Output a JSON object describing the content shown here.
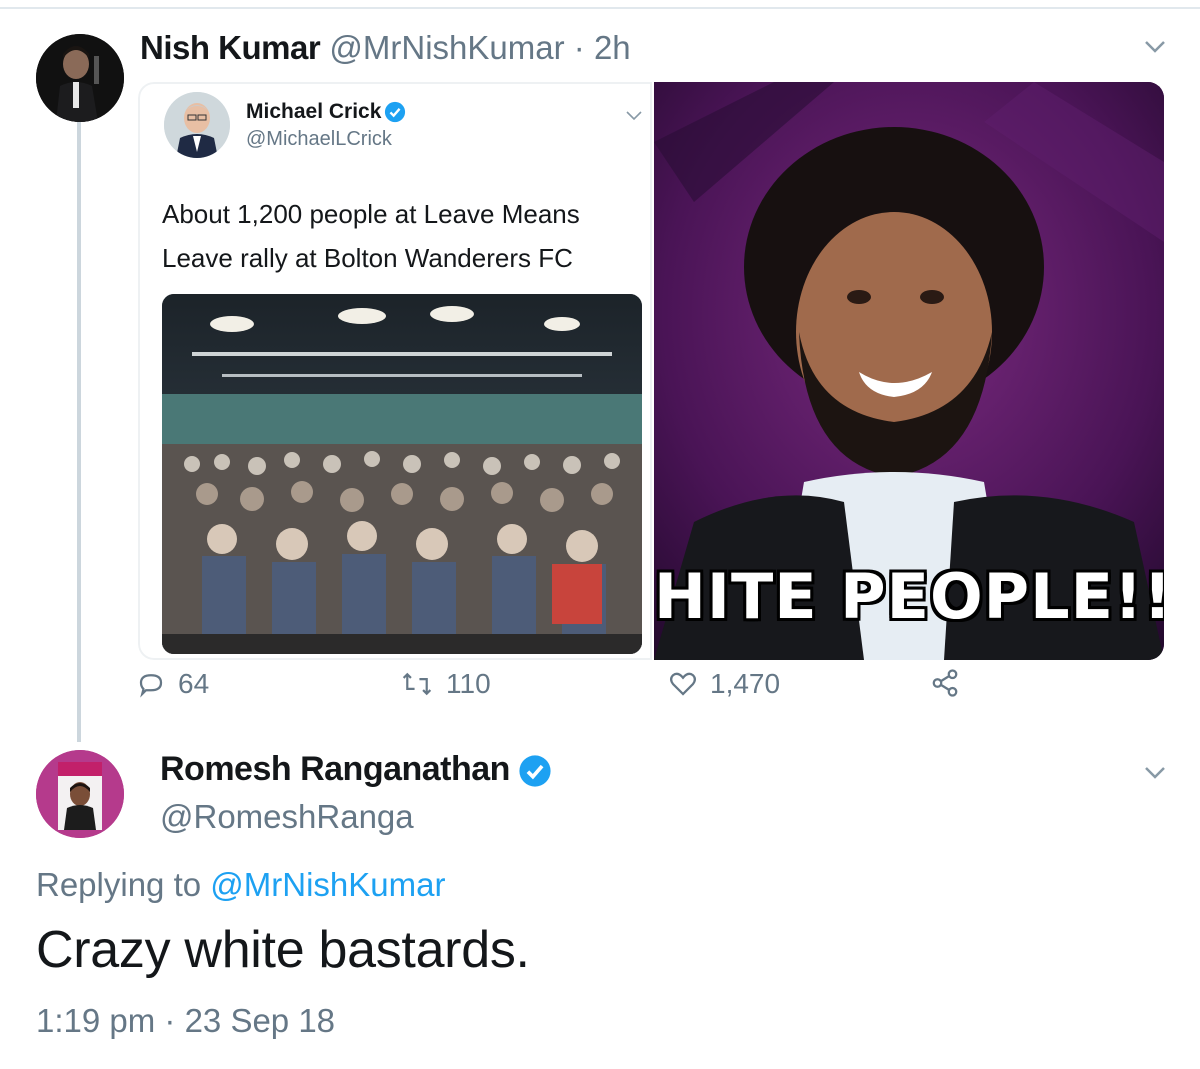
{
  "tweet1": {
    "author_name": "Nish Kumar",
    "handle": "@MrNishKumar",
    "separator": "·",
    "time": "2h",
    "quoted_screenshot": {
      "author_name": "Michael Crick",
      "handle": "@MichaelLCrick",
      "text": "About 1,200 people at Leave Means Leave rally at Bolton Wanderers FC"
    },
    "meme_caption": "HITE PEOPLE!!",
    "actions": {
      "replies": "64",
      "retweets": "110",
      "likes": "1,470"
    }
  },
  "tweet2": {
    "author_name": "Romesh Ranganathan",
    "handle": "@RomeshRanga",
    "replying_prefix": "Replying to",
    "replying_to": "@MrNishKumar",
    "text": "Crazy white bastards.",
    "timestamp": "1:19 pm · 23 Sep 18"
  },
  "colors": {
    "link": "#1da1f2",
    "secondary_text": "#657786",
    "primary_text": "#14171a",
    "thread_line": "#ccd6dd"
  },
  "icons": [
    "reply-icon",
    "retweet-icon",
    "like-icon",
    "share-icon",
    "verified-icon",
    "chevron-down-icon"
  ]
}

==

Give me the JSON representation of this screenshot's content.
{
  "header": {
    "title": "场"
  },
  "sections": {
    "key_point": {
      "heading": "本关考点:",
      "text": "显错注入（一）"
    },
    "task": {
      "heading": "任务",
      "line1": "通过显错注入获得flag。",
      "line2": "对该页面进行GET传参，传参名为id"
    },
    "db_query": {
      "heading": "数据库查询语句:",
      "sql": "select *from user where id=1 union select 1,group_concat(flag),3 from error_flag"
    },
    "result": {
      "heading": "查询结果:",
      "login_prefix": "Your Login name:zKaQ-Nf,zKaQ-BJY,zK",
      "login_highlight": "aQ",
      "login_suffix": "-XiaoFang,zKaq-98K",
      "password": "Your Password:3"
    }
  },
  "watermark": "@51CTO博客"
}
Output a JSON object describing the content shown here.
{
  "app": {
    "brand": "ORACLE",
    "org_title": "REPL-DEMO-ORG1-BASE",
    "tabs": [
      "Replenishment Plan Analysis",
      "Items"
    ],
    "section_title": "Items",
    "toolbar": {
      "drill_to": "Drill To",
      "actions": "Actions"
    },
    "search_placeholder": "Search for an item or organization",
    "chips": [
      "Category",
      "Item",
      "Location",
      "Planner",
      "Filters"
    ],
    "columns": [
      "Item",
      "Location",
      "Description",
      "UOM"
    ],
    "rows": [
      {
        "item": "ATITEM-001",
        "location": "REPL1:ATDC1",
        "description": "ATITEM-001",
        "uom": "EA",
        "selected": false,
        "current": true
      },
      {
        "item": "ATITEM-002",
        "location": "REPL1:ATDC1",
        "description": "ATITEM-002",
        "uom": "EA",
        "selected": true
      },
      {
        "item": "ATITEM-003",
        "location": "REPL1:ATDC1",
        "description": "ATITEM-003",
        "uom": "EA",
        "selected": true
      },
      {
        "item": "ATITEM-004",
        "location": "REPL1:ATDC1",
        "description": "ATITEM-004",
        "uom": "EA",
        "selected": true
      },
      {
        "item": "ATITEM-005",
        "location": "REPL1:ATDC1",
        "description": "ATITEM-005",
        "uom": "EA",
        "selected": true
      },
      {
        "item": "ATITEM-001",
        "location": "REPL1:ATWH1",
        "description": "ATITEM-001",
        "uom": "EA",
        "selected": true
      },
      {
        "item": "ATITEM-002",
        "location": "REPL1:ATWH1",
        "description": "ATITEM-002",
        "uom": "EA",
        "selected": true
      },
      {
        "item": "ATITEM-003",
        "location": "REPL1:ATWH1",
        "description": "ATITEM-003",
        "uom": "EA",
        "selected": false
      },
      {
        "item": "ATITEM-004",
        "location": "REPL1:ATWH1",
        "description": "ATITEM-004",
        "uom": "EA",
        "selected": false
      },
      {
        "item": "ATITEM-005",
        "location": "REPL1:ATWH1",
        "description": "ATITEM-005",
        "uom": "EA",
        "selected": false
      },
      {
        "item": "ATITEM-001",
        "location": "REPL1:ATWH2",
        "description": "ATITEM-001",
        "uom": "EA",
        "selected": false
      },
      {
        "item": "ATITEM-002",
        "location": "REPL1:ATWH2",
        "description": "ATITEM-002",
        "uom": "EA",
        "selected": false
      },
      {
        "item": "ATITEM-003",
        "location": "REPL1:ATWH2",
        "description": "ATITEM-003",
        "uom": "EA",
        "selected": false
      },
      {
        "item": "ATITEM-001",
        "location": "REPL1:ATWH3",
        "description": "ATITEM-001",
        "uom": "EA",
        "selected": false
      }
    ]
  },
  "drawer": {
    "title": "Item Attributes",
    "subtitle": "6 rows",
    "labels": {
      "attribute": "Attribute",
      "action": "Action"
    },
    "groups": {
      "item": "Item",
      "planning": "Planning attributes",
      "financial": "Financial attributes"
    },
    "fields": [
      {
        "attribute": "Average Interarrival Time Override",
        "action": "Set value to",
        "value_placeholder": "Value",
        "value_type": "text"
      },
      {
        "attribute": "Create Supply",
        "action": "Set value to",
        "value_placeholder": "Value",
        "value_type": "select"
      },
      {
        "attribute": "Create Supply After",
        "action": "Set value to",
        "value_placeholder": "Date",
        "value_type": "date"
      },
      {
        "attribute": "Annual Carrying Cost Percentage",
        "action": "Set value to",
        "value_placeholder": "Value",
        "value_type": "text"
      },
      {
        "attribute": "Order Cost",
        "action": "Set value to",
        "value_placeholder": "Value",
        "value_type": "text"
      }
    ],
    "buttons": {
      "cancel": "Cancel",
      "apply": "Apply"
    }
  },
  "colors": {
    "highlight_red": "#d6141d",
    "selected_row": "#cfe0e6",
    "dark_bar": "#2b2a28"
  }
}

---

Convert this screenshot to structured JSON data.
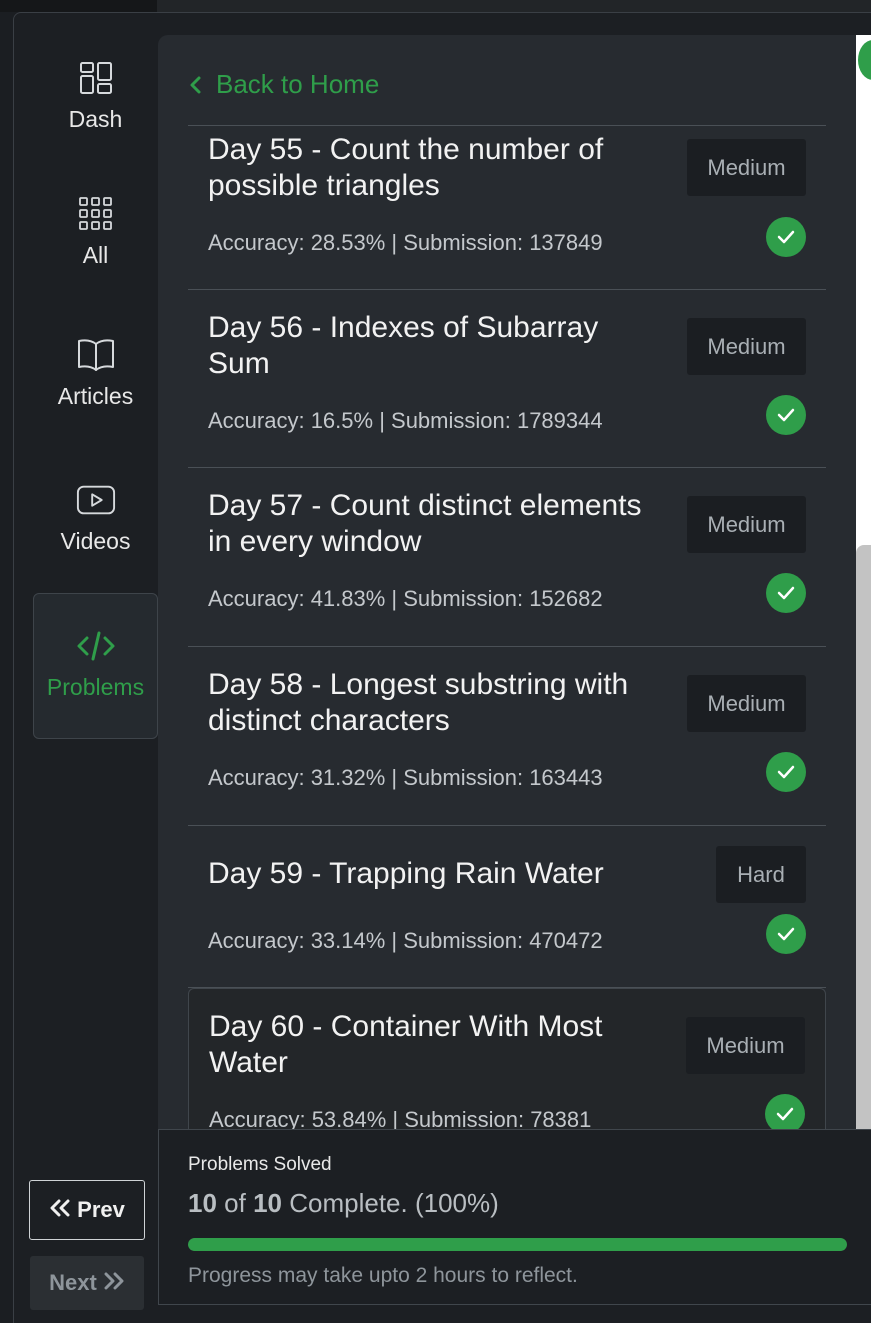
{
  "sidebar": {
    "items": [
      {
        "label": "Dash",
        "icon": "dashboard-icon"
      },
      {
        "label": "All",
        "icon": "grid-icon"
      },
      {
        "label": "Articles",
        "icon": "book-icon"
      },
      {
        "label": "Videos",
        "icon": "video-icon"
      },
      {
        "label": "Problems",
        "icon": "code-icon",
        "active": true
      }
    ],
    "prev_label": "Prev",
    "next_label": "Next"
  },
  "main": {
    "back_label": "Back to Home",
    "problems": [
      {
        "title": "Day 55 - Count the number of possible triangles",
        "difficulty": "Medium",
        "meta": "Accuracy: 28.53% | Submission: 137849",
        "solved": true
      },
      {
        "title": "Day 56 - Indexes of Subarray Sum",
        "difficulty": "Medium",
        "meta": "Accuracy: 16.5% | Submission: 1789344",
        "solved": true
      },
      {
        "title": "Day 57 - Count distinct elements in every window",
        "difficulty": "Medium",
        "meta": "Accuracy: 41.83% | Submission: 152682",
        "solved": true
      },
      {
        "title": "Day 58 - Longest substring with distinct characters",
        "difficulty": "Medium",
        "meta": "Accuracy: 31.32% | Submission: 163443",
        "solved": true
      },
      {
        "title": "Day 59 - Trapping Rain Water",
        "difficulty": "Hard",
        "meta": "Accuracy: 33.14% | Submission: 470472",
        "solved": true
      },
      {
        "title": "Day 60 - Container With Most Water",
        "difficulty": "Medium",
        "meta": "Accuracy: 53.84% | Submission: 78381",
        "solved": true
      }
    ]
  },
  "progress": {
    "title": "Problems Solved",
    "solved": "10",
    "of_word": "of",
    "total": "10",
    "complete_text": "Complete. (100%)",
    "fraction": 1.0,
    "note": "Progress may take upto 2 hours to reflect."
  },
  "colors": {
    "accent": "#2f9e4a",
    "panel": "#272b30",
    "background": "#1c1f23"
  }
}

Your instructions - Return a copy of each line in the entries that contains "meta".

Response below -
        "meta": "Accuracy: 28.53% | Submission: 137849",
        "meta": "Accuracy: 16.5% | Submission: 1789344",
        "meta": "Accuracy: 41.83% | Submission: 152682",
        "meta": "Accuracy: 31.32% | Submission: 163443",
        "meta": "Accuracy: 33.14% | Submission: 470472",
        "meta": "Accuracy: 53.84% | Submission: 78381",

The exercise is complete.